Stored items:
========
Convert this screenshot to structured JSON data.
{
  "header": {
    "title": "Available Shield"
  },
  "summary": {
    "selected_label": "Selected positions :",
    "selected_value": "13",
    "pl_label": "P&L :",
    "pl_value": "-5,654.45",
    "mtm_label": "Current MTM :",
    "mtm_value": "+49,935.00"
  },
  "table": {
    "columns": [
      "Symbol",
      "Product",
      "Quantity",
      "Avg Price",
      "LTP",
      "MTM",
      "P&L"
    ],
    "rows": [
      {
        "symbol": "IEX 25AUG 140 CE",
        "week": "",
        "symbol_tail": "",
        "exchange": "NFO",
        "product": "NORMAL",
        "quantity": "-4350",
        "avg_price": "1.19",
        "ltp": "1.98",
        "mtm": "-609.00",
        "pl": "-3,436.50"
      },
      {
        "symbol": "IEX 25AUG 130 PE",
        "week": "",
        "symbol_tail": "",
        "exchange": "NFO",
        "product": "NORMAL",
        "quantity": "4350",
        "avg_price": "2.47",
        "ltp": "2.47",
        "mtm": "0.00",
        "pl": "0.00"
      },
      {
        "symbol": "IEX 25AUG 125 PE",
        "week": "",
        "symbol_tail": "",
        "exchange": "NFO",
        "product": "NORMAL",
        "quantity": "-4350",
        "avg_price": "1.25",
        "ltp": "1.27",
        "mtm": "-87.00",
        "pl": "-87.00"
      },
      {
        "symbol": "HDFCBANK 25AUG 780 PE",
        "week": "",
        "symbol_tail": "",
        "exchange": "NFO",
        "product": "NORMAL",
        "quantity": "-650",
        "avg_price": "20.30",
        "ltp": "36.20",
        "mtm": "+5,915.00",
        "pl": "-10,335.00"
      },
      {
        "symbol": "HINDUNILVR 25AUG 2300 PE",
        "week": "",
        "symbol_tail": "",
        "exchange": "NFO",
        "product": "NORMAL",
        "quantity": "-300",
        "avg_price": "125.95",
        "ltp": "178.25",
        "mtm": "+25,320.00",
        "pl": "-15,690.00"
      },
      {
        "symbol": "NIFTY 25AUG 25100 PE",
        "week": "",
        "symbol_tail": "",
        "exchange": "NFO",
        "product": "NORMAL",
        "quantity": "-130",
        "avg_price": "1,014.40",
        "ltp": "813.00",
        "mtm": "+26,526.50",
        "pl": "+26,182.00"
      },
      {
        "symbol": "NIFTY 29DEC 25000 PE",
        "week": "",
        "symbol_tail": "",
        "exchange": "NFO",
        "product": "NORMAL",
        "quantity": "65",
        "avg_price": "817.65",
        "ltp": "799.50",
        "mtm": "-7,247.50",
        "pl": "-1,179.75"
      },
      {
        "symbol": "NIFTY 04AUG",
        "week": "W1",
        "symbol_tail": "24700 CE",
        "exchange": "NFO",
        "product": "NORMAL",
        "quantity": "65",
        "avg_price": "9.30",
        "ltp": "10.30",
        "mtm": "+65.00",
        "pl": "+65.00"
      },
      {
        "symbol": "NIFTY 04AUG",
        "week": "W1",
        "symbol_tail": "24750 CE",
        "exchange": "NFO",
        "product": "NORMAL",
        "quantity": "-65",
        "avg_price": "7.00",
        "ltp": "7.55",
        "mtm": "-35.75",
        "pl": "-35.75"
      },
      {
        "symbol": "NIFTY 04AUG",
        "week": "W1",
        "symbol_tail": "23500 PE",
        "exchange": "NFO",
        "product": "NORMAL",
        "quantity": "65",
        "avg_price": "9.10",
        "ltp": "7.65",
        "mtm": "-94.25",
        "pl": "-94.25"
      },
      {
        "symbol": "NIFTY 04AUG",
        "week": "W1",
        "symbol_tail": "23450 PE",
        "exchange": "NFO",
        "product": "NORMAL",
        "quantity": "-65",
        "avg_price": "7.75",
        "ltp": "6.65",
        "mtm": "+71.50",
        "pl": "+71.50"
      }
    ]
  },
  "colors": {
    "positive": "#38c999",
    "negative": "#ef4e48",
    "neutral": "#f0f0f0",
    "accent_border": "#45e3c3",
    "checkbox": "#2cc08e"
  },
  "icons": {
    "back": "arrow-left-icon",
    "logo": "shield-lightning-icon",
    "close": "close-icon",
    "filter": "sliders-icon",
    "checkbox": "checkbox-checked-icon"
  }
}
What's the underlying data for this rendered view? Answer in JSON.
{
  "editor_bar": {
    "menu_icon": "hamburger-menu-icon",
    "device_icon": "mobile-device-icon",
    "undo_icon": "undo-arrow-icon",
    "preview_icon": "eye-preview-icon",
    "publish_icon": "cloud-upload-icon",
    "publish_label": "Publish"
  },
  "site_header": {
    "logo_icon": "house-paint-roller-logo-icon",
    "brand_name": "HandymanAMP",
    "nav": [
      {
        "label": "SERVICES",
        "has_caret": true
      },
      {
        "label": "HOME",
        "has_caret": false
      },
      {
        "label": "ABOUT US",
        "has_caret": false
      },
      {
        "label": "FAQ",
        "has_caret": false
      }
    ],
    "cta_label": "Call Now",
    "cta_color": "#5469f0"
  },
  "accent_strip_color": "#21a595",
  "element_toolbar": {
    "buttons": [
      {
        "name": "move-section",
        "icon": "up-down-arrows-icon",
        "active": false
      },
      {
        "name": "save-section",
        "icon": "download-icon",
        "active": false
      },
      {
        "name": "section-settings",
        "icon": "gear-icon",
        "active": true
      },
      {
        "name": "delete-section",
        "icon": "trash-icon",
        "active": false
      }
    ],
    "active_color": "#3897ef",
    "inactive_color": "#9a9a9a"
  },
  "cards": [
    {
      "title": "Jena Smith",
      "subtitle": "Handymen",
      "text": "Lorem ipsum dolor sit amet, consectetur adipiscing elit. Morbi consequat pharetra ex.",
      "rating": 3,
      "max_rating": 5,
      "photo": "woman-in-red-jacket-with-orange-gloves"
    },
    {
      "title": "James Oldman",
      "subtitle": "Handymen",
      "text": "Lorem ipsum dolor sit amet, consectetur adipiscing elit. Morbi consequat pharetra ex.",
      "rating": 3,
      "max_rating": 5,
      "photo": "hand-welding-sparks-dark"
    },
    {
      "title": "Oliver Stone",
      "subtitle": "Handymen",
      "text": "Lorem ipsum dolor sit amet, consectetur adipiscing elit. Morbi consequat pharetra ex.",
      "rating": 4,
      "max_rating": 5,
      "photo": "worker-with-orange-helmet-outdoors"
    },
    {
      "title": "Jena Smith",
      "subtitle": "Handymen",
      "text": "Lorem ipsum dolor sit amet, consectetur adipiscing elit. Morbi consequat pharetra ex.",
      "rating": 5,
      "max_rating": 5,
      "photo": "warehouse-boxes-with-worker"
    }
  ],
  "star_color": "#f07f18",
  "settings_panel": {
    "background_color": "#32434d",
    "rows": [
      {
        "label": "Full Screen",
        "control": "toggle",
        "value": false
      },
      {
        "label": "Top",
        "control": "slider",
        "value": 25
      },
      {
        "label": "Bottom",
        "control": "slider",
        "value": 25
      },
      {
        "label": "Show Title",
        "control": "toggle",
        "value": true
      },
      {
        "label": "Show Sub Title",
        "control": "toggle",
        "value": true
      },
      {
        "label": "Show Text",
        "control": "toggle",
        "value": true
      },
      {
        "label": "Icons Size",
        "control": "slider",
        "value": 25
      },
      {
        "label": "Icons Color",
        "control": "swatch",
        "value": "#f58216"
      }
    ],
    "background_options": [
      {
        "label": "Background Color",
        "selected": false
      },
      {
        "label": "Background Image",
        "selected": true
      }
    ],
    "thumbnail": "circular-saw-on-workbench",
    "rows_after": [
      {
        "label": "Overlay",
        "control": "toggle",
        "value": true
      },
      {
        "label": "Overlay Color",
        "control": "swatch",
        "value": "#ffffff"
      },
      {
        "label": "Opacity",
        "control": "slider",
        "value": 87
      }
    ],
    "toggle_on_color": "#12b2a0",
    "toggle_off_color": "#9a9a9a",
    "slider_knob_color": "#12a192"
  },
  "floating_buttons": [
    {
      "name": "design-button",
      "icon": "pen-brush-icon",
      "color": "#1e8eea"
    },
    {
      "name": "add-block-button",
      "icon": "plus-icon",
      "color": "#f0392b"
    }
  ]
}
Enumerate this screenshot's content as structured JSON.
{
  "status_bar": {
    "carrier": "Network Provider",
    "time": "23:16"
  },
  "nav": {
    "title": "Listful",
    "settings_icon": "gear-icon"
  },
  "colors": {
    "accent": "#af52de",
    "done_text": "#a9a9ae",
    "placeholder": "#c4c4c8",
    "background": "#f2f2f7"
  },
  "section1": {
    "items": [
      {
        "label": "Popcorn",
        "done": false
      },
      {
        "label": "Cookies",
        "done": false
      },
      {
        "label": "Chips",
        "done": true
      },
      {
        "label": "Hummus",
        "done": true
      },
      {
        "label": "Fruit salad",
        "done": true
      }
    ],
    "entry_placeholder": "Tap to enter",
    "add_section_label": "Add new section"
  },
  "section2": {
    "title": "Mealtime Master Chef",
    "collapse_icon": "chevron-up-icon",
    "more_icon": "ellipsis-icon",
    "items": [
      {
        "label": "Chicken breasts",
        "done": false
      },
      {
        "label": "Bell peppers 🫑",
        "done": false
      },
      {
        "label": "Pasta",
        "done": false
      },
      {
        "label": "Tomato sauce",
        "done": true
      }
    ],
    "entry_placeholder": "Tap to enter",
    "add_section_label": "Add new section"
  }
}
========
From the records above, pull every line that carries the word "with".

      "photo": "woman-in-red-jacket-with-orange-gloves"
      "photo": "worker-with-orange-helmet-outdoors"
      "photo": "warehouse-boxes-with-worker"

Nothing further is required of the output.